• **Requirement**:
Output all the entries word for word. Omit the pictures.

• **Data shown**:
====
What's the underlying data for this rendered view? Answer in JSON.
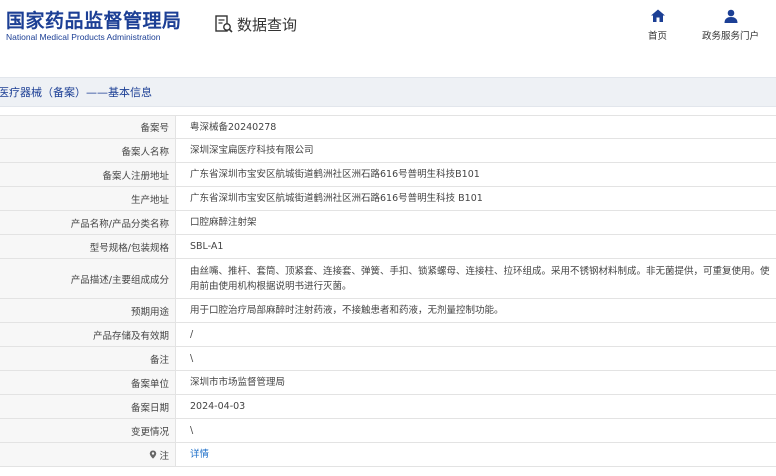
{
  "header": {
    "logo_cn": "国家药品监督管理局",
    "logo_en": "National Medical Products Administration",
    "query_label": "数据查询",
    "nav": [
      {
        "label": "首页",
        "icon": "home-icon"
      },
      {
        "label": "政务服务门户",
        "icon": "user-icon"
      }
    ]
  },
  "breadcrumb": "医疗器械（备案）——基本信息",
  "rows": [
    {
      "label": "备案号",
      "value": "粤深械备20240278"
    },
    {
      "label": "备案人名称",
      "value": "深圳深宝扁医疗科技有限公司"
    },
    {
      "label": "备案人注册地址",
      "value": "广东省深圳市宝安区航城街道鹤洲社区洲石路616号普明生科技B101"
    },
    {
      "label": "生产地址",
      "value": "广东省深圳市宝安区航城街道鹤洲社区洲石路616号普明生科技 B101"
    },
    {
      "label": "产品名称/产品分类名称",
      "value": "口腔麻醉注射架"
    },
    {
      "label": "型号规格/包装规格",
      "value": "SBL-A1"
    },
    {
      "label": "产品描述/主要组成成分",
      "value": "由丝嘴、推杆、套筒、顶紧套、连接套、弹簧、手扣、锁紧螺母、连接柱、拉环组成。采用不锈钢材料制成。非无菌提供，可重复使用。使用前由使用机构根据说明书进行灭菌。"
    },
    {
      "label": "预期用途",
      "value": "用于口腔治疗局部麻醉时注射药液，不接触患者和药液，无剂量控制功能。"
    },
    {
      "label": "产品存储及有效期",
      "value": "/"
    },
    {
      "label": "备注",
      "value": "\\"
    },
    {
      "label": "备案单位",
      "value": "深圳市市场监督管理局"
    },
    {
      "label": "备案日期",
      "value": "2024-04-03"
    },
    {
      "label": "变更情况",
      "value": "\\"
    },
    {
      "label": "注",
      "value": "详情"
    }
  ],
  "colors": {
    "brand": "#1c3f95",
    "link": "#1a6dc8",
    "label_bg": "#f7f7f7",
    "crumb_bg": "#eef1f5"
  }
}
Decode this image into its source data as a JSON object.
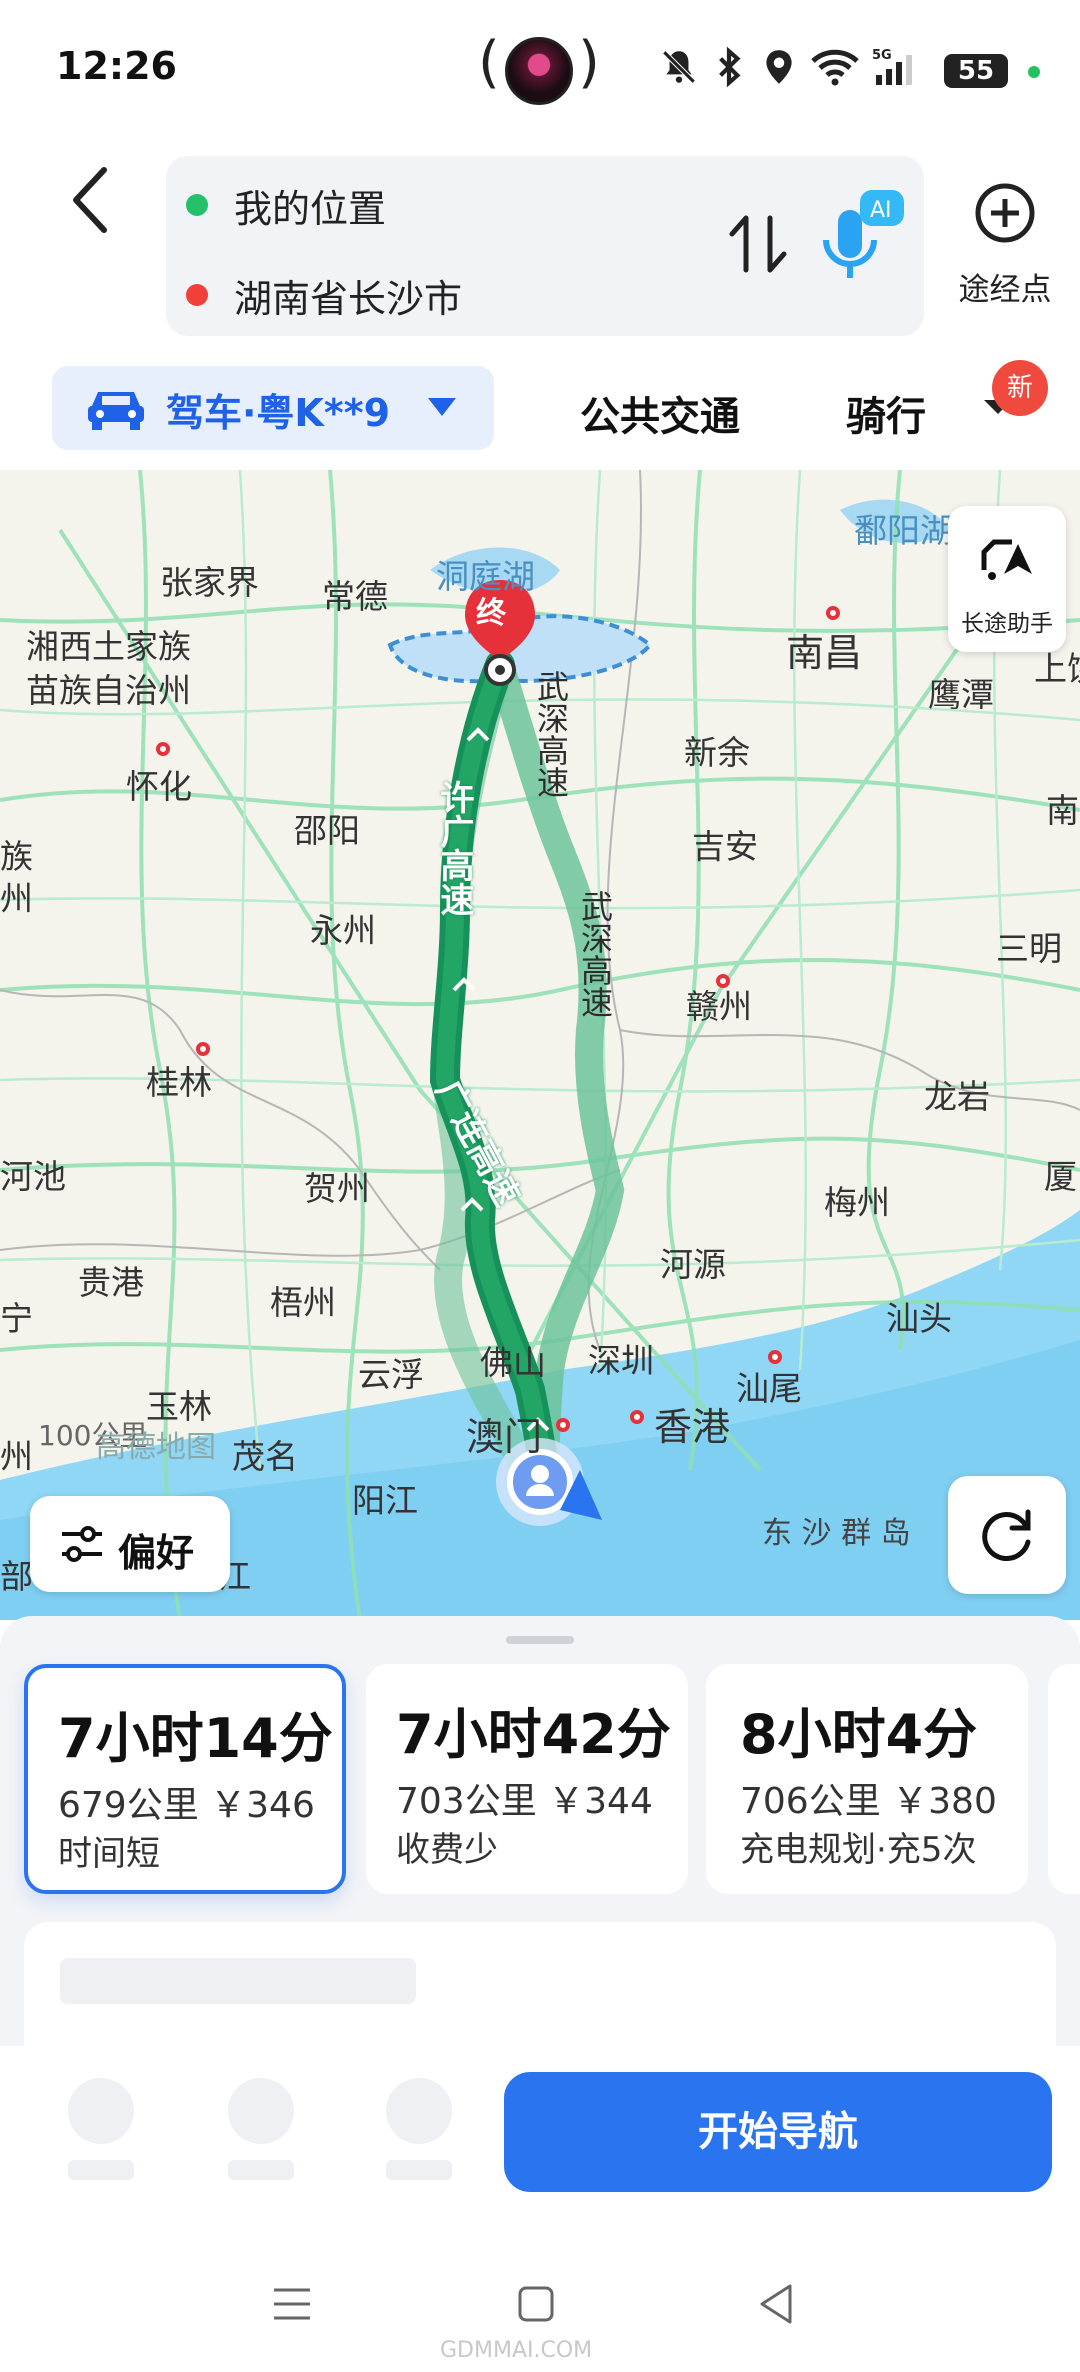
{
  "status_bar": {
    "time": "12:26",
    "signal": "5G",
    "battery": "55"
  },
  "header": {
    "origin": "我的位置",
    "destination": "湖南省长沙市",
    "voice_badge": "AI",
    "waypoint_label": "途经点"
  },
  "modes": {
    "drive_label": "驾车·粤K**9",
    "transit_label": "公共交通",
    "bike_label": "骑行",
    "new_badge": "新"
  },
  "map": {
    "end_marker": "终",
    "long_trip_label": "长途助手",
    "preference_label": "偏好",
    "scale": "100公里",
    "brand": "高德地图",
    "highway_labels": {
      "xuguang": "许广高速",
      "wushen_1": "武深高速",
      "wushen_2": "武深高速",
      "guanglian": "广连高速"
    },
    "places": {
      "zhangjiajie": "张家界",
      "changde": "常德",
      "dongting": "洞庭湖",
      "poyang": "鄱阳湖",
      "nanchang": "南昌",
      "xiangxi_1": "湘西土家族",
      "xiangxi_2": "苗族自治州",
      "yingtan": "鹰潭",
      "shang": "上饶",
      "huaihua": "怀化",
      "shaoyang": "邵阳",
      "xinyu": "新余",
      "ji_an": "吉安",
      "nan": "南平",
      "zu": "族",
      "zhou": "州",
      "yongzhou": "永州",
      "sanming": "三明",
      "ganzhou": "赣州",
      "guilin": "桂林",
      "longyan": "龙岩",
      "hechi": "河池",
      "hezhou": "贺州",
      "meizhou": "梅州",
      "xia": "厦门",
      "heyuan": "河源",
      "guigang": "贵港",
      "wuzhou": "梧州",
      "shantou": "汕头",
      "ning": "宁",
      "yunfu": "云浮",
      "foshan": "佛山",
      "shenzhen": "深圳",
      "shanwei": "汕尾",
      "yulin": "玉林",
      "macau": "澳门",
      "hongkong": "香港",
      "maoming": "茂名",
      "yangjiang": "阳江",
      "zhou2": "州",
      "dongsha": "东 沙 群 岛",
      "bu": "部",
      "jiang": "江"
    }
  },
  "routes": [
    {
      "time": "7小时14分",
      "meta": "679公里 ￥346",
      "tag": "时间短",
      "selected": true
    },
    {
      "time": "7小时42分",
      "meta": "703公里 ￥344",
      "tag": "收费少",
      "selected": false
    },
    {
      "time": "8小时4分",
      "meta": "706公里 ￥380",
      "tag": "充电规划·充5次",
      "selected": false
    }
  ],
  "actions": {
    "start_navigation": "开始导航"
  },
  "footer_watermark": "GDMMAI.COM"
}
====
• **Written answer**:
What's the underlying data for this rendered view? Answer in JSON.
{
  "header": {
    "logo_cn": "国家药品监督管理局",
    "logo_en": "National Medical Products Administration",
    "query_label": "数据查询",
    "nav": [
      {
        "label": "首页",
        "icon": "home-icon"
      },
      {
        "label": "政务服务门户",
        "icon": "user-icon"
      }
    ]
  },
  "breadcrumb": "医疗器械（备案）——基本信息",
  "rows": [
    {
      "label": "备案号",
      "value": "粤深械备20240278"
    },
    {
      "label": "备案人名称",
      "value": "深圳深宝扁医疗科技有限公司"
    },
    {
      "label": "备案人注册地址",
      "value": "广东省深圳市宝安区航城街道鹤洲社区洲石路616号普明生科技B101"
    },
    {
      "label": "生产地址",
      "value": "广东省深圳市宝安区航城街道鹤洲社区洲石路616号普明生科技 B101"
    },
    {
      "label": "产品名称/产品分类名称",
      "value": "口腔麻醉注射架"
    },
    {
      "label": "型号规格/包装规格",
      "value": "SBL-A1"
    },
    {
      "label": "产品描述/主要组成成分",
      "value": "由丝嘴、推杆、套筒、顶紧套、连接套、弹簧、手扣、锁紧螺母、连接柱、拉环组成。采用不锈钢材料制成。非无菌提供，可重复使用。使用前由使用机构根据说明书进行灭菌。"
    },
    {
      "label": "预期用途",
      "value": "用于口腔治疗局部麻醉时注射药液，不接触患者和药液，无剂量控制功能。"
    },
    {
      "label": "产品存储及有效期",
      "value": "/"
    },
    {
      "label": "备注",
      "value": "\\"
    },
    {
      "label": "备案单位",
      "value": "深圳市市场监督管理局"
    },
    {
      "label": "备案日期",
      "value": "2024-04-03"
    },
    {
      "label": "变更情况",
      "value": "\\"
    },
    {
      "label": "注",
      "value": "详情"
    }
  ],
  "colors": {
    "brand": "#1c3f95",
    "link": "#1a6dc8",
    "label_bg": "#f7f7f7",
    "crumb_bg": "#eef1f5"
  }
}
Decode this image into its source data as a JSON object.
{
  "status_bar": {
    "time": "12:26",
    "signal": "5G",
    "battery": "55"
  },
  "header": {
    "origin": "我的位置",
    "destination": "湖南省长沙市",
    "voice_badge": "AI",
    "waypoint_label": "途经点"
  },
  "modes": {
    "drive_label": "驾车·粤K**9",
    "transit_label": "公共交通",
    "bike_label": "骑行",
    "new_badge": "新"
  },
  "map": {
    "end_marker": "终",
    "long_trip_label": "长途助手",
    "preference_label": "偏好",
    "scale": "100公里",
    "brand": "高德地图",
    "highway_labels": {
      "xuguang": "许广高速",
      "wushen_1": "武深高速",
      "wushen_2": "武深高速",
      "guanglian": "广连高速"
    },
    "places": {
      "zhangjiajie": "张家界",
      "changde": "常德",
      "dongting": "洞庭湖",
      "poyang": "鄱阳湖",
      "nanchang": "南昌",
      "xiangxi_1": "湘西土家族",
      "xiangxi_2": "苗族自治州",
      "yingtan": "鹰潭",
      "shang": "上饶",
      "huaihua": "怀化",
      "shaoyang": "邵阳",
      "xinyu": "新余",
      "ji_an": "吉安",
      "nan": "南平",
      "zu": "族",
      "zhou": "州",
      "yongzhou": "永州",
      "sanming": "三明",
      "ganzhou": "赣州",
      "guilin": "桂林",
      "longyan": "龙岩",
      "hechi": "河池",
      "hezhou": "贺州",
      "meizhou": "梅州",
      "xia": "厦门",
      "heyuan": "河源",
      "guigang": "贵港",
      "wuzhou": "梧州",
      "shantou": "汕头",
      "ning": "宁",
      "yunfu": "云浮",
      "foshan": "佛山",
      "shenzhen": "深圳",
      "shanwei": "汕尾",
      "yulin": "玉林",
      "macau": "澳门",
      "hongkong": "香港",
      "maoming": "茂名",
      "yangjiang": "阳江",
      "zhou2": "州",
      "dongsha": "东 沙 群 岛",
      "bu": "部",
      "jiang": "江"
    }
  },
  "routes": [
    {
      "time": "7小时14分",
      "meta": "679公里 ￥346",
      "tag": "时间短",
      "selected": true
    },
    {
      "time": "7小时42分",
      "meta": "703公里 ￥344",
      "tag": "收费少",
      "selected": false
    },
    {
      "time": "8小时4分",
      "meta": "706公里 ￥380",
      "tag": "充电规划·充5次",
      "selected": false
    }
  ],
  "actions": {
    "start_navigation": "开始导航"
  },
  "footer_watermark": "GDMMAI.COM"
}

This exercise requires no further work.